## YOUR ASSIGNMENT
A faithful copy of the whole listing is required.

## EXTRACTED DATA
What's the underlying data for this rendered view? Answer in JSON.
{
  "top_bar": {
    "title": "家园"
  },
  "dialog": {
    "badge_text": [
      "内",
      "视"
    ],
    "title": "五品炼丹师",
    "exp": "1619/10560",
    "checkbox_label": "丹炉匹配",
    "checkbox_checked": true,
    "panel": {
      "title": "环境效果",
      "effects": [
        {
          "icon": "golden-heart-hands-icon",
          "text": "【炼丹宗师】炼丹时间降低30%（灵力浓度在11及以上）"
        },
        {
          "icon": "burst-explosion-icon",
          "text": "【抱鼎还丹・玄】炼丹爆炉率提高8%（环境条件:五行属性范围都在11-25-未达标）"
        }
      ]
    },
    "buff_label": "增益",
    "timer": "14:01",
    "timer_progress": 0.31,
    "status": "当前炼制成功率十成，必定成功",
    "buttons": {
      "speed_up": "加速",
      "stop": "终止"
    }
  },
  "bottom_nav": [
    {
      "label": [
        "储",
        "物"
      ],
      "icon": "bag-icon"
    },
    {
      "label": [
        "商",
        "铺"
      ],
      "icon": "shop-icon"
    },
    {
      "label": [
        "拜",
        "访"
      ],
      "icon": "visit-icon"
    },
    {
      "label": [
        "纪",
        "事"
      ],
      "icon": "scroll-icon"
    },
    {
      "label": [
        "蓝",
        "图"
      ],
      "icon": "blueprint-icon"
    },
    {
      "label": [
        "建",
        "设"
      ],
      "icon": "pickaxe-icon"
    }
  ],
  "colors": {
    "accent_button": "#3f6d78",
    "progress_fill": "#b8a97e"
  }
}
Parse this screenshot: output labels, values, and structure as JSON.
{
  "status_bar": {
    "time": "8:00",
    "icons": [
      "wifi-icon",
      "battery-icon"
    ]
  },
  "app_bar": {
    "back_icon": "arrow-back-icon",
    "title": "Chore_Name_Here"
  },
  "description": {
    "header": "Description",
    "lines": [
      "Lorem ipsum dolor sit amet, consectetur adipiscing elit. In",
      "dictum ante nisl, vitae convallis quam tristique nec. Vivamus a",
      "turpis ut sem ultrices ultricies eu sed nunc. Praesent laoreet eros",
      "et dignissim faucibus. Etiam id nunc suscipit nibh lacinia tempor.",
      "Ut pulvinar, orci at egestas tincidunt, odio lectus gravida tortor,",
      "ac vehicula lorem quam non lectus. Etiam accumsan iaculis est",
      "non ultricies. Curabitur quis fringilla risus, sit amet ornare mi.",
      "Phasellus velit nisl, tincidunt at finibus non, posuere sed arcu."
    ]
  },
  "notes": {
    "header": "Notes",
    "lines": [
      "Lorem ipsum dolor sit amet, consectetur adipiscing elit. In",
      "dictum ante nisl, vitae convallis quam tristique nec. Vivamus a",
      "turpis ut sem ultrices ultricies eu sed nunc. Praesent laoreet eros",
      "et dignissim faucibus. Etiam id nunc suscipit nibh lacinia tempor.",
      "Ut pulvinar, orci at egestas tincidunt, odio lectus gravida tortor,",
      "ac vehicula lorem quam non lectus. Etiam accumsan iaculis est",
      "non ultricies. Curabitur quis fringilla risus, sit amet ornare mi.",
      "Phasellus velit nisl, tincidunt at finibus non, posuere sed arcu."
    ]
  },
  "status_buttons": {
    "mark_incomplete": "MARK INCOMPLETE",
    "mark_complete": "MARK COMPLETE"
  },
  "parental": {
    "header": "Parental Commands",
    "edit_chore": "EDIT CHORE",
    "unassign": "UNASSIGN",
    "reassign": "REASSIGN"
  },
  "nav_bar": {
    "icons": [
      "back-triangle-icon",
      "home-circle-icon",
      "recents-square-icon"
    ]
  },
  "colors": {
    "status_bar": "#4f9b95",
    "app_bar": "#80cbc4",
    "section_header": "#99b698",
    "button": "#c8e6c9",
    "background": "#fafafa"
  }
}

## TASK ANSWER
What's the underlying data for this rendered view? Answer in JSON.
{
  "top_bar": {
    "title": "家园"
  },
  "dialog": {
    "badge_text": [
      "内",
      "视"
    ],
    "title": "五品炼丹师",
    "exp": "1619/10560",
    "checkbox_label": "丹炉匹配",
    "checkbox_checked": true,
    "panel": {
      "title": "环境效果",
      "effects": [
        {
          "icon": "golden-heart-hands-icon",
          "text": "【炼丹宗师】炼丹时间降低30%（灵力浓度在11及以上）"
        },
        {
          "icon": "burst-explosion-icon",
          "text": "【抱鼎还丹・玄】炼丹爆炉率提高8%（环境条件:五行属性范围都在11-25-未达标）"
        }
      ]
    },
    "buff_label": "增益",
    "timer": "14:01",
    "timer_progress": 0.31,
    "status": "当前炼制成功率十成，必定成功",
    "buttons": {
      "speed_up": "加速",
      "stop": "终止"
    }
  },
  "bottom_nav": [
    {
      "label": [
        "储",
        "物"
      ],
      "icon": "bag-icon"
    },
    {
      "label": [
        "商",
        "铺"
      ],
      "icon": "shop-icon"
    },
    {
      "label": [
        "拜",
        "访"
      ],
      "icon": "visit-icon"
    },
    {
      "label": [
        "纪",
        "事"
      ],
      "icon": "scroll-icon"
    },
    {
      "label": [
        "蓝",
        "图"
      ],
      "icon": "blueprint-icon"
    },
    {
      "label": [
        "建",
        "设"
      ],
      "icon": "pickaxe-icon"
    }
  ],
  "colors": {
    "accent_button": "#3f6d78",
    "progress_fill": "#b8a97e"
  }
}
Parse this screenshot: output labels, values, and structure as JSON.
{
  "status_bar": {
    "time": "8:00",
    "icons": [
      "wifi-icon",
      "battery-icon"
    ]
  },
  "app_bar": {
    "back_icon": "arrow-back-icon",
    "title": "Chore_Name_Here"
  },
  "description": {
    "header": "Description",
    "lines": [
      "Lorem ipsum dolor sit amet, consectetur adipiscing elit. In",
      "dictum ante nisl, vitae convallis quam tristique nec. Vivamus a",
      "turpis ut sem ultrices ultricies eu sed nunc. Praesent laoreet eros",
      "et dignissim faucibus. Etiam id nunc suscipit nibh lacinia tempor.",
      "Ut pulvinar, orci at egestas tincidunt, odio lectus gravida tortor,",
      "ac vehicula lorem quam non lectus. Etiam accumsan iaculis est",
      "non ultricies. Curabitur quis fringilla risus, sit amet ornare mi.",
      "Phasellus velit nisl, tincidunt at finibus non, posuere sed arcu."
    ]
  },
  "notes": {
    "header": "Notes",
    "lines": [
      "Lorem ipsum dolor sit amet, consectetur adipiscing elit. In",
      "dictum ante nisl, vitae convallis quam tristique nec. Vivamus a",
      "turpis ut sem ultrices ultricies eu sed nunc. Praesent laoreet eros",
      "et dignissim faucibus. Etiam id nunc suscipit nibh lacinia tempor.",
      "Ut pulvinar, orci at egestas tincidunt, odio lectus gravida tortor,",
      "ac vehicula lorem quam non lectus. Etiam accumsan iaculis est",
      "non ultricies. Curabitur quis fringilla risus, sit amet ornare mi.",
      "Phasellus velit nisl, tincidunt at finibus non, posuere sed arcu."
    ]
  },
  "status_buttons": {
    "mark_incomplete": "MARK INCOMPLETE",
    "mark_complete": "MARK COMPLETE"
  },
  "parental": {
    "header": "Parental Commands",
    "edit_chore": "EDIT CHORE",
    "unassign": "UNASSIGN",
    "reassign": "REASSIGN"
  },
  "nav_bar": {
    "icons": [
      "back-triangle-icon",
      "home-circle-icon",
      "recents-square-icon"
    ]
  },
  "colors": {
    "status_bar": "#4f9b95",
    "app_bar": "#80cbc4",
    "section_header": "#99b698",
    "button": "#c8e6c9",
    "background": "#fafafa"
  }
}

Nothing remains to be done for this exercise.